(Interface dataset entries)

--------

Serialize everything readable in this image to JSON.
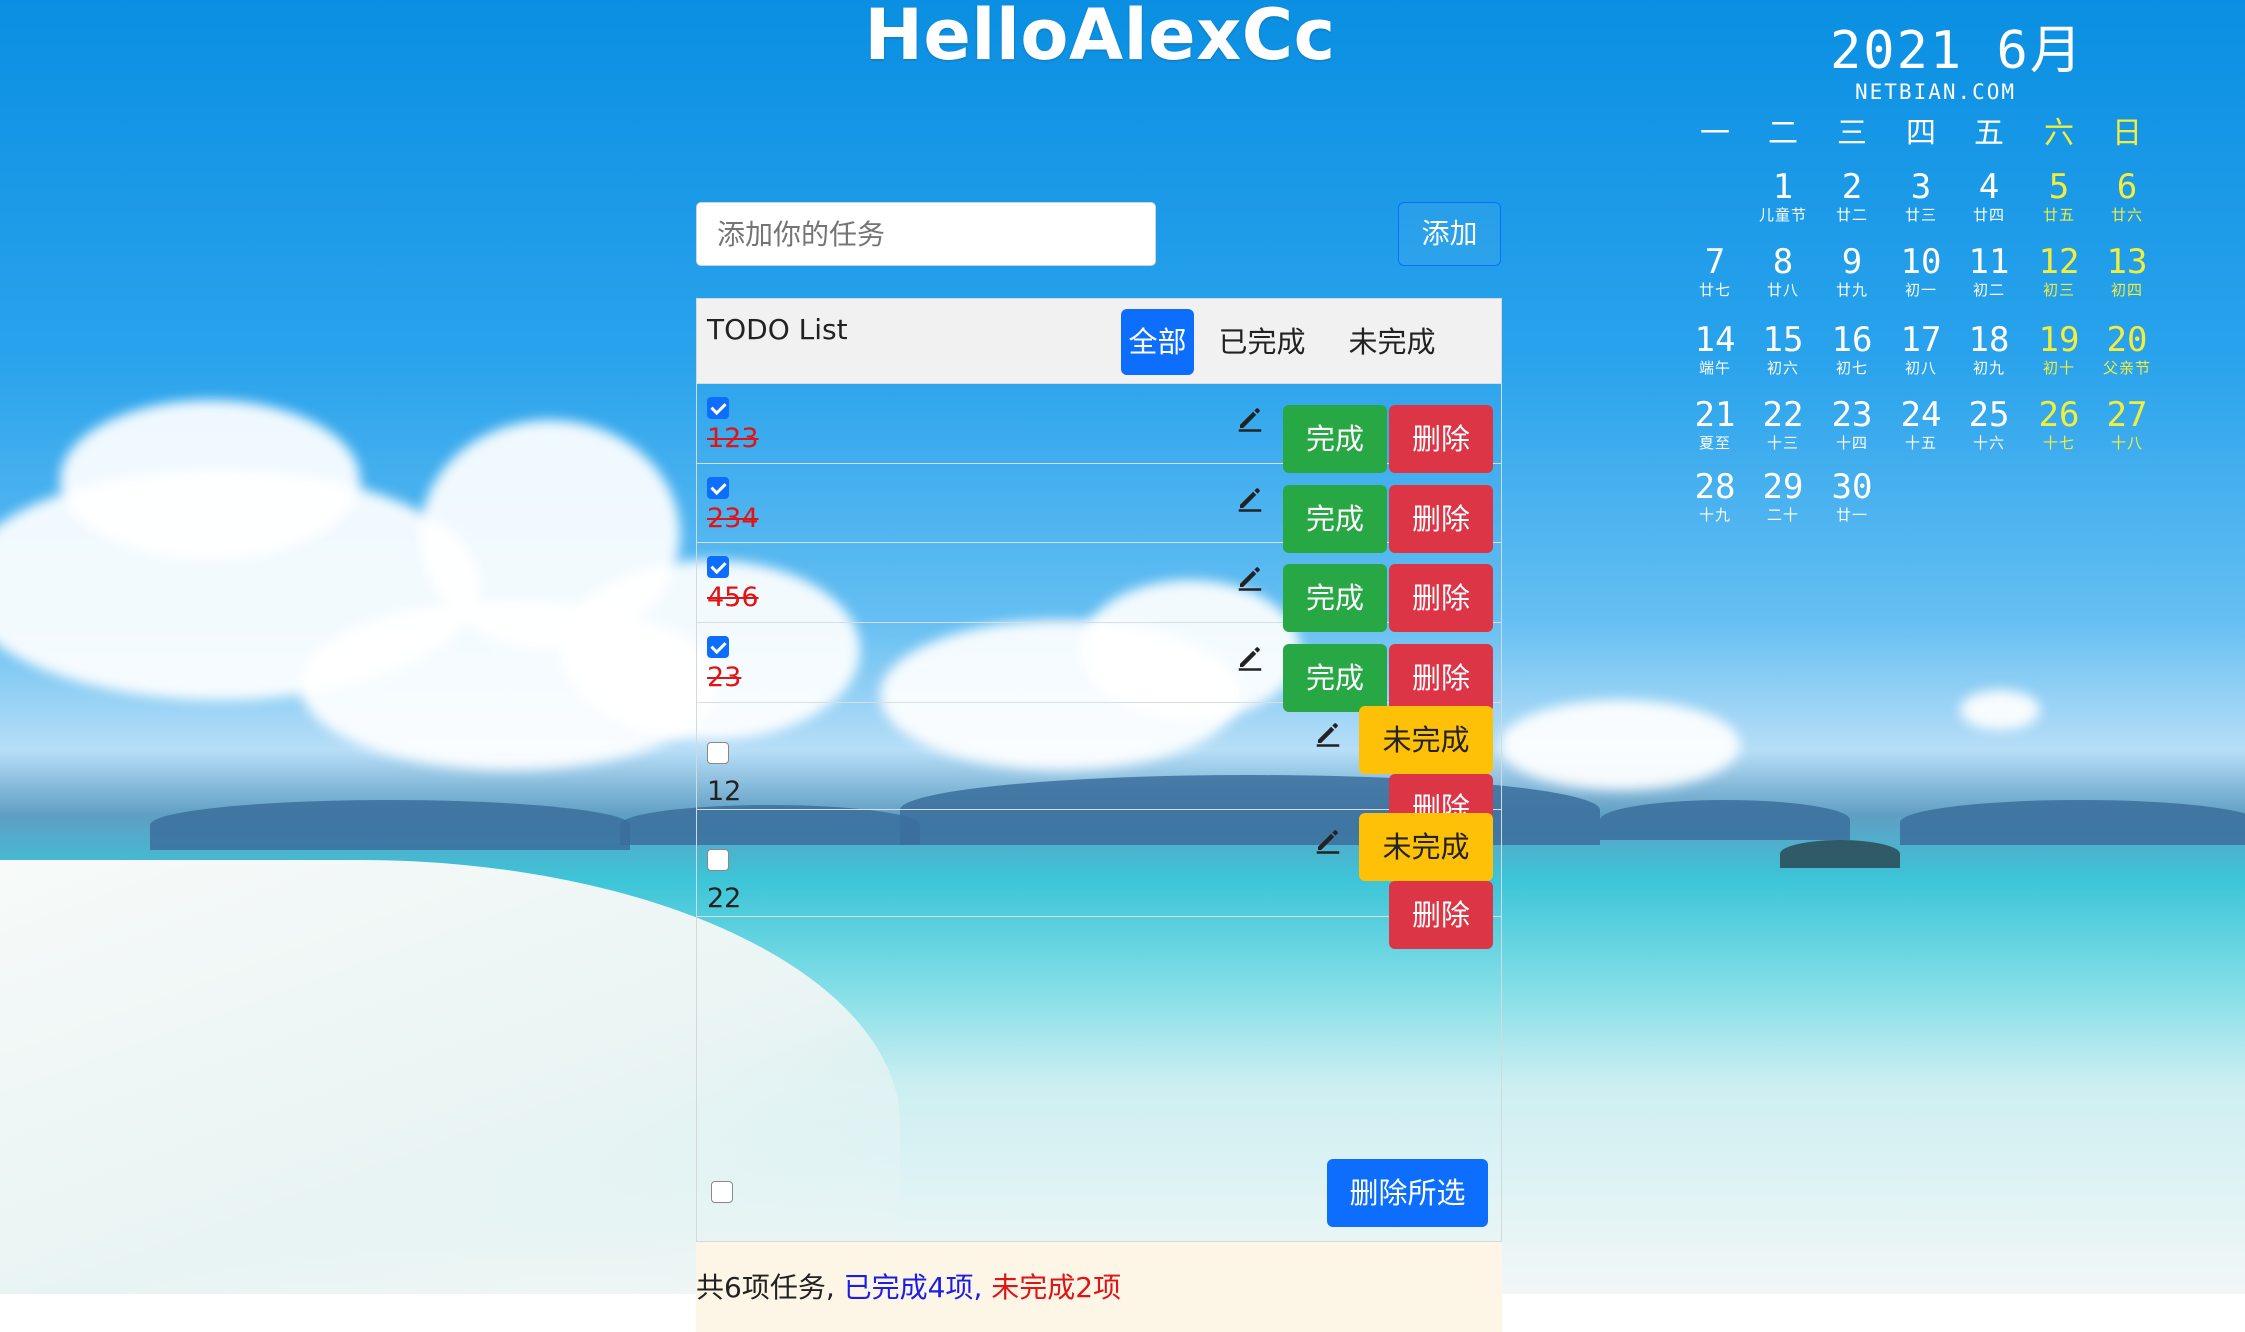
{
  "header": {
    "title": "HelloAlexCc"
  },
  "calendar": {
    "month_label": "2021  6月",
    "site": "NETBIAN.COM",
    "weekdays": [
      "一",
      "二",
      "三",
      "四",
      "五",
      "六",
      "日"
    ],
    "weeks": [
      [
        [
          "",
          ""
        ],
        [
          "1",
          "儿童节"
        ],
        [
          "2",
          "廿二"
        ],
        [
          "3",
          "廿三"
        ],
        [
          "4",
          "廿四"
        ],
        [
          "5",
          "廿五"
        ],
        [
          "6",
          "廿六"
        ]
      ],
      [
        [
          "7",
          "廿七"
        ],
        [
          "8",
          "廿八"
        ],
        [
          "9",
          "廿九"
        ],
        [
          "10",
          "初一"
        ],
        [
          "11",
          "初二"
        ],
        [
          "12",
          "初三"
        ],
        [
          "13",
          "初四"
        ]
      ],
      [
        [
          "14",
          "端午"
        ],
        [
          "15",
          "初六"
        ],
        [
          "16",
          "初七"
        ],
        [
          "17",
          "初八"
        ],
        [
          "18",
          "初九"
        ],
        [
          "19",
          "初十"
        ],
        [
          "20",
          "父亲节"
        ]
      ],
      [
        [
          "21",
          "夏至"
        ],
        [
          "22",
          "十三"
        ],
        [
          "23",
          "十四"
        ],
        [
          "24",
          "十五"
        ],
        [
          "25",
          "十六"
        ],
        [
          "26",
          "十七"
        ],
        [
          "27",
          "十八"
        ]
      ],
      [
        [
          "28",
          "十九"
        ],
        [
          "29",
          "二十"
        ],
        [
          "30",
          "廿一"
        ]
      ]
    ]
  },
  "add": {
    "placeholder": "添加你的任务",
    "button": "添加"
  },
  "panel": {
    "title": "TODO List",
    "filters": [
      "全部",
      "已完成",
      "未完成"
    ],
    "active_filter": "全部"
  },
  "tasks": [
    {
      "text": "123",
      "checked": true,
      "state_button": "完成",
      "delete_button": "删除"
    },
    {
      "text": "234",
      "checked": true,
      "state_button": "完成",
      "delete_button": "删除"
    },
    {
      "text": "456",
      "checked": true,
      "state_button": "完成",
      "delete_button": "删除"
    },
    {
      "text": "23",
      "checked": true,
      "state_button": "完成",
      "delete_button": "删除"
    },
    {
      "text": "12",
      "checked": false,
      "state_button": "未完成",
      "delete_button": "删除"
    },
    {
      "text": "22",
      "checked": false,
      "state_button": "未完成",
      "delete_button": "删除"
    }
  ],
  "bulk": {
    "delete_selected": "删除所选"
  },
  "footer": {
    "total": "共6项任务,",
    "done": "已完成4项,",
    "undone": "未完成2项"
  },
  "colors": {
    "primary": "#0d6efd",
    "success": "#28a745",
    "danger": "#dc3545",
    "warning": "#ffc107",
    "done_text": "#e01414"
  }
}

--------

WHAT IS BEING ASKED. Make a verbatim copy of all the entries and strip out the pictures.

YOUR SOLUTION.
Serialize everything readable in this image to JSON.
{
  "header": {
    "title": "HelloAlexCc"
  },
  "calendar": {
    "month_label": "2021  6月",
    "site": "NETBIAN.COM",
    "weekdays": [
      "一",
      "二",
      "三",
      "四",
      "五",
      "六",
      "日"
    ],
    "weeks": [
      [
        [
          "",
          ""
        ],
        [
          "1",
          "儿童节"
        ],
        [
          "2",
          "廿二"
        ],
        [
          "3",
          "廿三"
        ],
        [
          "4",
          "廿四"
        ],
        [
          "5",
          "廿五"
        ],
        [
          "6",
          "廿六"
        ]
      ],
      [
        [
          "7",
          "廿七"
        ],
        [
          "8",
          "廿八"
        ],
        [
          "9",
          "廿九"
        ],
        [
          "10",
          "初一"
        ],
        [
          "11",
          "初二"
        ],
        [
          "12",
          "初三"
        ],
        [
          "13",
          "初四"
        ]
      ],
      [
        [
          "14",
          "端午"
        ],
        [
          "15",
          "初六"
        ],
        [
          "16",
          "初七"
        ],
        [
          "17",
          "初八"
        ],
        [
          "18",
          "初九"
        ],
        [
          "19",
          "初十"
        ],
        [
          "20",
          "父亲节"
        ]
      ],
      [
        [
          "21",
          "夏至"
        ],
        [
          "22",
          "十三"
        ],
        [
          "23",
          "十四"
        ],
        [
          "24",
          "十五"
        ],
        [
          "25",
          "十六"
        ],
        [
          "26",
          "十七"
        ],
        [
          "27",
          "十八"
        ]
      ],
      [
        [
          "28",
          "十九"
        ],
        [
          "29",
          "二十"
        ],
        [
          "30",
          "廿一"
        ]
      ]
    ]
  },
  "add": {
    "placeholder": "添加你的任务",
    "button": "添加"
  },
  "panel": {
    "title": "TODO List",
    "filters": [
      "全部",
      "已完成",
      "未完成"
    ],
    "active_filter": "全部"
  },
  "tasks": [
    {
      "text": "123",
      "checked": true,
      "state_button": "完成",
      "delete_button": "删除"
    },
    {
      "text": "234",
      "checked": true,
      "state_button": "完成",
      "delete_button": "删除"
    },
    {
      "text": "456",
      "checked": true,
      "state_button": "完成",
      "delete_button": "删除"
    },
    {
      "text": "23",
      "checked": true,
      "state_button": "完成",
      "delete_button": "删除"
    },
    {
      "text": "12",
      "checked": false,
      "state_button": "未完成",
      "delete_button": "删除"
    },
    {
      "text": "22",
      "checked": false,
      "state_button": "未完成",
      "delete_button": "删除"
    }
  ],
  "bulk": {
    "delete_selected": "删除所选"
  },
  "footer": {
    "total": "共6项任务,",
    "done": "已完成4项,",
    "undone": "未完成2项"
  },
  "colors": {
    "primary": "#0d6efd",
    "success": "#28a745",
    "danger": "#dc3545",
    "warning": "#ffc107",
    "done_text": "#e01414"
  }
}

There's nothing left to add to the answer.